ABOUT THIS TASK
From the listing below, copy each line that holds "username".

EXCERPTED DATA
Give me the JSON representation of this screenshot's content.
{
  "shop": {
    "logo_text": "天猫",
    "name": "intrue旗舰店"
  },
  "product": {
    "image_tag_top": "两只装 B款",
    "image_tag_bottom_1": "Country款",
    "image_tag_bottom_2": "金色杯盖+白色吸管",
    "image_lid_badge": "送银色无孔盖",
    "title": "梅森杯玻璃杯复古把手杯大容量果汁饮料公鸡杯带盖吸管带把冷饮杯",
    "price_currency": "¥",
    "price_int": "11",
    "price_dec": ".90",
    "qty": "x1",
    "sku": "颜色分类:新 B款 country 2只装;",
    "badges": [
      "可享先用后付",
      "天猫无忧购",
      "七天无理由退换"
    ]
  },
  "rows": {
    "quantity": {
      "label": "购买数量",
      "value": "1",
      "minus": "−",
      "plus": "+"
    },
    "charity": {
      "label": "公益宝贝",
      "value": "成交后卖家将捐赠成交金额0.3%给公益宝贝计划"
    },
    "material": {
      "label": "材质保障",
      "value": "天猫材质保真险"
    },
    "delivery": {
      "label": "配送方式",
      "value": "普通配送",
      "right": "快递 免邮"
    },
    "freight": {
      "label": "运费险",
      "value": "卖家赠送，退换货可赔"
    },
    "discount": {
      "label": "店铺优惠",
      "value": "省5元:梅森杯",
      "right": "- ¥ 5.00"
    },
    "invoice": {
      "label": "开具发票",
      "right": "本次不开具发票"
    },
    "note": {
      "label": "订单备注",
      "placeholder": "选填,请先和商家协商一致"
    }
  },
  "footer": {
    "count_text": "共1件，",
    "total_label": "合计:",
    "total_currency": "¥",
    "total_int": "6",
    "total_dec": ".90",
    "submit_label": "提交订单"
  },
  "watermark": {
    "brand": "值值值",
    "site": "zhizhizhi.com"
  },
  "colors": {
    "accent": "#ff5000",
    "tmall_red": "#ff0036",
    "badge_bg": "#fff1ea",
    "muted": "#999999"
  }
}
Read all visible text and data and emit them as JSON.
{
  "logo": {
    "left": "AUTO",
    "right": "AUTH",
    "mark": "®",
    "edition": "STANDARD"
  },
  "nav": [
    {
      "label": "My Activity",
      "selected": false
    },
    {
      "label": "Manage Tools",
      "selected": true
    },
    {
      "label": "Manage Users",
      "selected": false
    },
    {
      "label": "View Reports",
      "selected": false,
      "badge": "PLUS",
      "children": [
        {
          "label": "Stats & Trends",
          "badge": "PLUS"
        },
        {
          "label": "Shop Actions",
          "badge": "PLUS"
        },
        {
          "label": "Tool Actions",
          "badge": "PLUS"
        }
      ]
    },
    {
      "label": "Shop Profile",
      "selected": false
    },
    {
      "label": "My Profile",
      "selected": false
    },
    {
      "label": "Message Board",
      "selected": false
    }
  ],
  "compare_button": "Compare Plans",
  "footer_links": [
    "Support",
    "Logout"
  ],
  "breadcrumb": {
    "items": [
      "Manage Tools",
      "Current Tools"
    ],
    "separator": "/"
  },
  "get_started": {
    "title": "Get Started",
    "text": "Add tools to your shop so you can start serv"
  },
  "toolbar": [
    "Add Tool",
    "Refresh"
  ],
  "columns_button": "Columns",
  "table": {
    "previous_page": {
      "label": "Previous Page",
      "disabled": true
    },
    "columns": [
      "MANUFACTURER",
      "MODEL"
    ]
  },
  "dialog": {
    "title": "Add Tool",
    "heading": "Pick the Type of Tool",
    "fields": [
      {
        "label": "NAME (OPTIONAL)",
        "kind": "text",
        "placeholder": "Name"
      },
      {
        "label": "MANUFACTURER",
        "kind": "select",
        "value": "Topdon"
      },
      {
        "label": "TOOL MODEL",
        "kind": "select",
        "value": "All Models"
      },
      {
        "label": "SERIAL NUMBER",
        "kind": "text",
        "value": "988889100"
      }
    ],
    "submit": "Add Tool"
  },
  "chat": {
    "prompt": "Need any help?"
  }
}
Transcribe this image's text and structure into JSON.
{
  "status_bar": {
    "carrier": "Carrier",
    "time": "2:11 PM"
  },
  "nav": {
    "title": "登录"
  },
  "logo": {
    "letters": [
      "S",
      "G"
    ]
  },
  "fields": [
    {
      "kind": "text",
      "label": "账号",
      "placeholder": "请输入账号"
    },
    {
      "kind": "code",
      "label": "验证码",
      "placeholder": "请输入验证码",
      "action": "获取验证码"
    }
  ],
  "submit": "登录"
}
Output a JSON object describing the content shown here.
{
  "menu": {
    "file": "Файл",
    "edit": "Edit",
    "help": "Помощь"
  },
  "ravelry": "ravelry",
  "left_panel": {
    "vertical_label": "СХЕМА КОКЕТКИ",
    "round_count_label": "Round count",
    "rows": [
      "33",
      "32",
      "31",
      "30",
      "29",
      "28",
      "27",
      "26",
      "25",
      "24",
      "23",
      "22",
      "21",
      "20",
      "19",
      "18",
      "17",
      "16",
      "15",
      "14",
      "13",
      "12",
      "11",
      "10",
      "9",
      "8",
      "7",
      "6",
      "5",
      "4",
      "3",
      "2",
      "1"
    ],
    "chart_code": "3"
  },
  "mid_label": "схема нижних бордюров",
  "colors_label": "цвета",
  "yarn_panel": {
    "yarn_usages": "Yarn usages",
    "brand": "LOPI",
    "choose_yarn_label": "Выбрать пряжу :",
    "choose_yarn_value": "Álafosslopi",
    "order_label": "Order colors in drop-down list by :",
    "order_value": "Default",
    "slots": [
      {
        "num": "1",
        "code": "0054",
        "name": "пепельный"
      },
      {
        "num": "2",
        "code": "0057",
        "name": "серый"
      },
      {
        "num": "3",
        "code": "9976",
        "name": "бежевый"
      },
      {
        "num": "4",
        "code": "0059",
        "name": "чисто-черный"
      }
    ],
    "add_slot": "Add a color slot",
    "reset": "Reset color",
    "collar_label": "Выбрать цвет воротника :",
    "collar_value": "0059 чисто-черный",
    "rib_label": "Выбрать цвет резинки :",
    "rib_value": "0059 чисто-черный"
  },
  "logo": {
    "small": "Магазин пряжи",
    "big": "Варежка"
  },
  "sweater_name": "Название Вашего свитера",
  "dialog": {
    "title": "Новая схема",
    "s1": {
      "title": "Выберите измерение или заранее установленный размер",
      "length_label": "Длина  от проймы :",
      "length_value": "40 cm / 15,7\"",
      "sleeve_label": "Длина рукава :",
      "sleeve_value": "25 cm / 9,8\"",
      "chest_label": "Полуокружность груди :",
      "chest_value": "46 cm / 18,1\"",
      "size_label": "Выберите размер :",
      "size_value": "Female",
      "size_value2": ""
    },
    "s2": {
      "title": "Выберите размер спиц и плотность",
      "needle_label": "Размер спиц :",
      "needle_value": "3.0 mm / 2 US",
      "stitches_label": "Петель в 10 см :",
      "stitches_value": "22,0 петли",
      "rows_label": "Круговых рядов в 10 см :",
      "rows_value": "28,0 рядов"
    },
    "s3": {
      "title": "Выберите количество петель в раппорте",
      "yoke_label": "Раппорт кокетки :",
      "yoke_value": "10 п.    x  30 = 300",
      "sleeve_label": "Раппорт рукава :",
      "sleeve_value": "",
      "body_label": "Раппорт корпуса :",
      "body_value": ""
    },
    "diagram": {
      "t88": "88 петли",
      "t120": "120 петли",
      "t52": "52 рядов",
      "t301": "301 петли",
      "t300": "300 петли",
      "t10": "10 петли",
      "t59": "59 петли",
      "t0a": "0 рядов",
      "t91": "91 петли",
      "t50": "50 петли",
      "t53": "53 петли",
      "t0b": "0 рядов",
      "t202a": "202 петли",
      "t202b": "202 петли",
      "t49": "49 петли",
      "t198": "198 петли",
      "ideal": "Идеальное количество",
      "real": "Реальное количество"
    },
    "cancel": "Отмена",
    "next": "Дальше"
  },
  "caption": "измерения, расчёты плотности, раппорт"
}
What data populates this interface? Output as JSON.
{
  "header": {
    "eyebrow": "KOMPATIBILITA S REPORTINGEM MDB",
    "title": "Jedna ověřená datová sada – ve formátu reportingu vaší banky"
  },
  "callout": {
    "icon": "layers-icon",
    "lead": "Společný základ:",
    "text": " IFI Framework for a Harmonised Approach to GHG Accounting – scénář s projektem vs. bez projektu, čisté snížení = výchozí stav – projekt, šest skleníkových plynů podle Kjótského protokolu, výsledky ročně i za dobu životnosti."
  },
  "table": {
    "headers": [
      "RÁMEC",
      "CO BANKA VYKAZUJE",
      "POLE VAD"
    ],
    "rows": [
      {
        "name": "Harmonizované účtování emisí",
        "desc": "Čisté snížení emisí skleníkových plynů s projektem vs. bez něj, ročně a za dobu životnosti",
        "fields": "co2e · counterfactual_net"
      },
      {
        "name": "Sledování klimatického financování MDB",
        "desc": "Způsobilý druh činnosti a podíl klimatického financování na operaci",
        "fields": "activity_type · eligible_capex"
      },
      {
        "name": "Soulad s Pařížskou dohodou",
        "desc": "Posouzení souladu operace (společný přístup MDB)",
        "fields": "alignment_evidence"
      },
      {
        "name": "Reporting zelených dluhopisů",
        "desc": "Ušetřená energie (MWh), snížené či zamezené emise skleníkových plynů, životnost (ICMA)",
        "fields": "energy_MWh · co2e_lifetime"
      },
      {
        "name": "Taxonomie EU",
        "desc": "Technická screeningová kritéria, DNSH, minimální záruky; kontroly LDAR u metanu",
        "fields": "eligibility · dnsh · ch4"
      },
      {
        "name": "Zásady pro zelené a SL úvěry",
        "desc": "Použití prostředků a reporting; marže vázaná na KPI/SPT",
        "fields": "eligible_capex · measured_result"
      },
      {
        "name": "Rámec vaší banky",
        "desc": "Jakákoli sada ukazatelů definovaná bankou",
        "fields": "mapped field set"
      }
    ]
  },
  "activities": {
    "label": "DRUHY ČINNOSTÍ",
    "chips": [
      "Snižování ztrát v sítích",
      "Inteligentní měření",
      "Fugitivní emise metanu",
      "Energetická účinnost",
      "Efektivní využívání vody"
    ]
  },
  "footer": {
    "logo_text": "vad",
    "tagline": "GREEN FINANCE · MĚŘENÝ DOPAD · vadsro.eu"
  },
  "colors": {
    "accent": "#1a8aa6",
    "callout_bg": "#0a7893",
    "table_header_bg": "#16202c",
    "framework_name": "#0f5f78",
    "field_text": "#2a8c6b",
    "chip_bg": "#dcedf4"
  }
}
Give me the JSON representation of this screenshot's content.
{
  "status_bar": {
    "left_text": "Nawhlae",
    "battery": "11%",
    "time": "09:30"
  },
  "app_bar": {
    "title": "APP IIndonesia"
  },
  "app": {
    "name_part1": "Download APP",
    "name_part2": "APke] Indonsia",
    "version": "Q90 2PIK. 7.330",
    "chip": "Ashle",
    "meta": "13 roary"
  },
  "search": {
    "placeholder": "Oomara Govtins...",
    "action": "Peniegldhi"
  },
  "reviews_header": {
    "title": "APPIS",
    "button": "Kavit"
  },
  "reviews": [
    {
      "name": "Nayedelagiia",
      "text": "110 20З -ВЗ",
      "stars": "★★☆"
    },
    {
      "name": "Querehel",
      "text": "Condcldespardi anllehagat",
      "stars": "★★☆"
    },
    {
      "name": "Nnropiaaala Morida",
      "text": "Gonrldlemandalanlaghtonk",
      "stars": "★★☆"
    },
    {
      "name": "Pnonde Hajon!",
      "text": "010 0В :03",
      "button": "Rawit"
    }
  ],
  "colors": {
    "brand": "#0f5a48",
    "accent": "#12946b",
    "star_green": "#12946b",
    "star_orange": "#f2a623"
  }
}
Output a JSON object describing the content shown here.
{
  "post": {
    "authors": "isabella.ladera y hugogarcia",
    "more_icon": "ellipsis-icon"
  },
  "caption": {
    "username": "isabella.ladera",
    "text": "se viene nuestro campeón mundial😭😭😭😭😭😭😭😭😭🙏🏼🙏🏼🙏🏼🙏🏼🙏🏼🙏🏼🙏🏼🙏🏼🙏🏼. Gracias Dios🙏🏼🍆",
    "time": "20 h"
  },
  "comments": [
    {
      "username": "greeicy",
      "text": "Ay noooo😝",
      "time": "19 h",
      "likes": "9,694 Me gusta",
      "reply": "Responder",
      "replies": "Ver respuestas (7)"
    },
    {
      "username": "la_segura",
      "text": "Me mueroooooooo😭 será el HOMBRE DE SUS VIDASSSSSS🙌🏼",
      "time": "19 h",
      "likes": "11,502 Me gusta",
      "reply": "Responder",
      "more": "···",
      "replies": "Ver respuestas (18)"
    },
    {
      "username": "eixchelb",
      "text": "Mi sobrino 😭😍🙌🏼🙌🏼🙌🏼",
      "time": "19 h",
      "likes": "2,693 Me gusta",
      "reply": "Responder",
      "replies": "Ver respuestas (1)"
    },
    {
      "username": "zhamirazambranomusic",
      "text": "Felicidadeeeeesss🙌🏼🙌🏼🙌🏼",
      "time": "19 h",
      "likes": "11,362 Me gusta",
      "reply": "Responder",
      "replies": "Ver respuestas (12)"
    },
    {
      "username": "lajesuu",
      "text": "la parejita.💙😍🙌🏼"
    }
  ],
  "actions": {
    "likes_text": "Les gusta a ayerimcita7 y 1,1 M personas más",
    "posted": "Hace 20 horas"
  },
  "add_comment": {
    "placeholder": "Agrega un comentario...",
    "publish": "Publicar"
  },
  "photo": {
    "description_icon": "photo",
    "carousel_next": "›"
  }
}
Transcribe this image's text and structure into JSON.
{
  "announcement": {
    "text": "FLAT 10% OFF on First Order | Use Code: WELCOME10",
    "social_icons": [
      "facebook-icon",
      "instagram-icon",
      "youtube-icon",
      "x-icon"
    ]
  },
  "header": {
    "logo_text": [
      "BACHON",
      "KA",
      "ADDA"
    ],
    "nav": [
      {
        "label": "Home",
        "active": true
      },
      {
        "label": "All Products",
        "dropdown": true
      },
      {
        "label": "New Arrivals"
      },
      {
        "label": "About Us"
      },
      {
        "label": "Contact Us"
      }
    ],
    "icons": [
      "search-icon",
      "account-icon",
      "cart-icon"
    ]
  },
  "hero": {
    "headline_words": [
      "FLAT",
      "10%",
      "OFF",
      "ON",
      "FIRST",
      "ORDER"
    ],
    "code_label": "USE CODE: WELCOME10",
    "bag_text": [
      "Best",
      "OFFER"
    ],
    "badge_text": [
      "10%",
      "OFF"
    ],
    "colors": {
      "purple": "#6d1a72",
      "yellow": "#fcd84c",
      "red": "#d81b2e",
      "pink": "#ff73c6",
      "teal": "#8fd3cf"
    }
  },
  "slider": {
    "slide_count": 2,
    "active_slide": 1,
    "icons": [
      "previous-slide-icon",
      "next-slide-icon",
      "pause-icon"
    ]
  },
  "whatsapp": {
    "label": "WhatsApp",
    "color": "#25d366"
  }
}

ANSWER BOX
    "username": "isabella.ladera",
      "username": "greeicy",
      "username": "la_segura",
      "username": "eixchelb",
      "username": "zhamirazambranomusic",
      "username": "lajesuu",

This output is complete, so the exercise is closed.